Theology From Old Bibles

Shortly before mom died, we had to sell her house in order to pay for her continuing medical and living expenses.  For that to happen, I needed to clean it out.  To say it was a daunting task would be an understatement.  You see, Mom was a hoarder.  I spent two days combing through 20-year-old church bulletins and grocery ads from 1998 trying to find important stuff like financial documents, pictures, and the like.  I wish I would have had about a month to go through everything because I know that we threw out a bunch of stuff that I would have liked to keep.  I did manage to find three of her Bibles and have recently gone through those reading her notes. Continue reading

Remembering and Regretting

It’s been about 18 months since mom died.  Last Christmas, I had just moved to Texas and was so busy getting everything in order that I didn’t really have time to stop and think about mom.  This year I’ve got nothing but time on my hands and it shows.  In the last couple of weeks, there have been minor crying spells here and there, but a few nights ago I had a major breakdown.

I was on the way to the mall and started to think about one Christmas in particular.  I don’t even remember when it was, but I remember what I got.  Money had been tight for mom for a long time, but she really wanted to give me something for Christmas.  I can remember my thoughts when I opened her present.  It was some kind of Christmas poem that she had photocopied and then put in a black and gold picture frame from the dollar store.  I remembered how ugly I thought it was.  I was kind of embarrassed that this was all she could afford.  I might have even been ashamed.  I politely smiled and thanked her for the gift, but when I got home, it got shoved to the corner or put in a drawer.  I’m pretty sure that over the years and throughout several moves, I eventually threw it away and forgot about it.

Until yesterday.
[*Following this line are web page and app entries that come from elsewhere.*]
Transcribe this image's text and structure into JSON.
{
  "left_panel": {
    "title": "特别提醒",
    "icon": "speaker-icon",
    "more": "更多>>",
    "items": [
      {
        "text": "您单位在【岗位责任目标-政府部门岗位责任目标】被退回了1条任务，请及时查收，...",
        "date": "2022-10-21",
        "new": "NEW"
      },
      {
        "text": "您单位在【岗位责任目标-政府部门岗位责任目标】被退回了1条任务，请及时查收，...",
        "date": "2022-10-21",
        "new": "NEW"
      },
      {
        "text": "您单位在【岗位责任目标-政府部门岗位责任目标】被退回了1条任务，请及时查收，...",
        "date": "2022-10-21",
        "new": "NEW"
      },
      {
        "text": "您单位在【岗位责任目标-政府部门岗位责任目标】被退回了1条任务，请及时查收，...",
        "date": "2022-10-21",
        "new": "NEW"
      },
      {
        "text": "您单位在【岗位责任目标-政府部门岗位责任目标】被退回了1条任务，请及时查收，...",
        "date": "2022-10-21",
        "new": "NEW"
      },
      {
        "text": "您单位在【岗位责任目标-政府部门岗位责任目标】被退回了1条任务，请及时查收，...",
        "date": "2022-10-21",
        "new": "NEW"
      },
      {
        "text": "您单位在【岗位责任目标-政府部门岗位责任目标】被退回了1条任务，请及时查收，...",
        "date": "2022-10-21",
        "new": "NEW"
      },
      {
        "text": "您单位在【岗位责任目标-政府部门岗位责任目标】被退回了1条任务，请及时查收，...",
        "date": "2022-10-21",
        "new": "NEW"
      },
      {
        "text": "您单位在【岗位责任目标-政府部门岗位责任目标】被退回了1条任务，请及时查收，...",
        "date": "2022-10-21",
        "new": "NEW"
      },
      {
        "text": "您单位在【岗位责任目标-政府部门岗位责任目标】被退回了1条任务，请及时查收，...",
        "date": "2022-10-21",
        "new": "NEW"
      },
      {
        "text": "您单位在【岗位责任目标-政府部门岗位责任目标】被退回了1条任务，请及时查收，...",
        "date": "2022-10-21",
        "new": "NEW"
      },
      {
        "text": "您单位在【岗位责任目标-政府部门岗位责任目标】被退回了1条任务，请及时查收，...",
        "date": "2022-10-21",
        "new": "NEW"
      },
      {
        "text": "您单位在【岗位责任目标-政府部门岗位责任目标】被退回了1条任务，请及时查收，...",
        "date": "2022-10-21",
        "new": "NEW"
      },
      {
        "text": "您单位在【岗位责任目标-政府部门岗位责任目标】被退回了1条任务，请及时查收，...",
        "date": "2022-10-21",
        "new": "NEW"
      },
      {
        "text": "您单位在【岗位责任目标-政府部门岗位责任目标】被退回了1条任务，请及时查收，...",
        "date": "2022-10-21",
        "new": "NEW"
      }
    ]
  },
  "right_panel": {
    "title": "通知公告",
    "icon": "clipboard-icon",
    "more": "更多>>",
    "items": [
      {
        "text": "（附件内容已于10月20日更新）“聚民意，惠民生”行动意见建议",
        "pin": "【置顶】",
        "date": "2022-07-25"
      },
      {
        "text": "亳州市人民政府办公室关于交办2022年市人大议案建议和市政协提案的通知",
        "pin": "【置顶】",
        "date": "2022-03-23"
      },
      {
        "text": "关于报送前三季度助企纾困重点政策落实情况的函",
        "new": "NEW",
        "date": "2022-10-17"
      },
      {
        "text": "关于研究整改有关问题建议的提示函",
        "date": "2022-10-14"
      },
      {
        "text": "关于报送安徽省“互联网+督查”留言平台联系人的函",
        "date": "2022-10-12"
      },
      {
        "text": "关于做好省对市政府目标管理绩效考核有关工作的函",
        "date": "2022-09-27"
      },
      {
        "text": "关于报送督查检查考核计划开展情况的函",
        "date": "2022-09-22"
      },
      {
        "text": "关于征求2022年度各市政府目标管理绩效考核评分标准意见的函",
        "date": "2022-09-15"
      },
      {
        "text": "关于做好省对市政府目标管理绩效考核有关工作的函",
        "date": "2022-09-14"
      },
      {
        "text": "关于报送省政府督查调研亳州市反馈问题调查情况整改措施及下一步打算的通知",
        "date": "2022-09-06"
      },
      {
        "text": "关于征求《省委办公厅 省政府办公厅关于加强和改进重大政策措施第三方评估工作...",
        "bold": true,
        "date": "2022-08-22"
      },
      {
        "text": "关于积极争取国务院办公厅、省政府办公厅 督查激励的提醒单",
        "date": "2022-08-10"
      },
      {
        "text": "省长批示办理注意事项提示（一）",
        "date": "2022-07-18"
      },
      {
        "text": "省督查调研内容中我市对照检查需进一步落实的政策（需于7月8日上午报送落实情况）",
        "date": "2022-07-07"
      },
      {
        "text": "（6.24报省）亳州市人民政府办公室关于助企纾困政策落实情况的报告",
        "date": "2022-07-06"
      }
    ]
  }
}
Continue reading

Burlap Jesus

I’ve been a Christian for a long time.  Long enough to see items in Christian bookstores go through their cheesy phase.  Testamints, anyone?  Remember, it’s not just a mint, it’s a mint with a message.  I worked in a Christian bookstore in the mid-90s and one of the trends was to take t-shirt slogans and put a Christian spin on them.  Budweiser became Bloodwiser.  Gold’s Gym became The Lord’s Gym.  They were so prevalent and so horrible, they turned me off of Christian t-shirts forever.  Forever.  During my most recent stint in a Christian bookstore, I discovered they hadn’t gotten any better.  Now there’s one for sale that has the outline of Darth Vader and underneath it reads “I am not your father. God is your father.”  Nope. Continue reading